Gilbert Rumbold was Grey Goose vodka, Italicus Rosolio, lime juice, cucumber juice, eucalyptus and peppermint syrup and Champagne.
Tracy’s was Bombay Sapphire gin, Cocchi Rosa aperitif wine, hop and herb tincture, pineapple syrup, lemon juice, soda water and egg white.
Both were refreshing and the bartender explained how the cocktails evolved.
We then wandered back to our room to find we had the turndown service with Savoy slippers by our beds.
After a sleep fit for a Queen, we went for breakfast at the Thames Foyer, which is at the heart of the hotel.
Natural light floods into the room through a glass dome and just below is a gazebo grand piano. Eight paintings hang around the foyer by British Pop Artist McAlpine Miller. Each painting features a star of the stage or screen that enjoyed staying at The Savoy – Katherine Hepburn, Frank Sinatra, Marilyn Monroe, Alfred Hitchcock, Marlene Dietrich, Charlie Chaplain, Ava Gardner and Maria Callas.
There is so much attention to detail, including crockery designed by Wedgwood exclusively for The Savoy. We both went for The Savoy breakfast, which could not be faulted and you felt at ease in this classy location.
We could also have had breakfast in Kaspar’s which has a dramatic art deco style and dazzling glass designs. In the evening it is a seafood and oyster bar.
Pottering around the hotel there are other pictures of famous visitors such as Duran Duran and Kristen Scott Thomas.
There’s also shops at The Savoy with beautifully packaged Savoy teas, bespoke accessories plus handmade jams, biscuits and a fresh patisserie. There’s also Boodles with exquisite crafted jewellery and the latest addition is Melba, a take-away gourmet counter.
Elegant and decadent, the hotel also has a spa and pool. Just everything about The Savoy is luxurious with special little touches and so British. Perfect for a couple of British ladies.
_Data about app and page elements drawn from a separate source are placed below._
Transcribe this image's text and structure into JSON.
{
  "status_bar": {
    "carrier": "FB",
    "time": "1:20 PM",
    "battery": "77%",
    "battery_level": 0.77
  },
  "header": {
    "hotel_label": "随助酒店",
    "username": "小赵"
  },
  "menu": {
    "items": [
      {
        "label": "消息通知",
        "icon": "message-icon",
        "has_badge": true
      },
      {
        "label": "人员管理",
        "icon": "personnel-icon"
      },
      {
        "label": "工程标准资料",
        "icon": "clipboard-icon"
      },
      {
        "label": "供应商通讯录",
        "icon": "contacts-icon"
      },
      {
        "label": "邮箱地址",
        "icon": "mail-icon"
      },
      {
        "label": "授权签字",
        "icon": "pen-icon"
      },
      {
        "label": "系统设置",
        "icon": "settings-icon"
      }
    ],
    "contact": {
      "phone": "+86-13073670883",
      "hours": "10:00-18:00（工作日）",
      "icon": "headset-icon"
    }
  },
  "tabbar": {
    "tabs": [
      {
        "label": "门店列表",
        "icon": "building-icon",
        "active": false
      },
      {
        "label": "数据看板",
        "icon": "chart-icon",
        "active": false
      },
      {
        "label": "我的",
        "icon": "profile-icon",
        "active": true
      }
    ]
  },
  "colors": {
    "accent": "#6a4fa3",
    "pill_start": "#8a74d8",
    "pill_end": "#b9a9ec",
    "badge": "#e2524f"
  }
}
- Rates are from £484 for B&B. For details see www.fairmont.com/savoy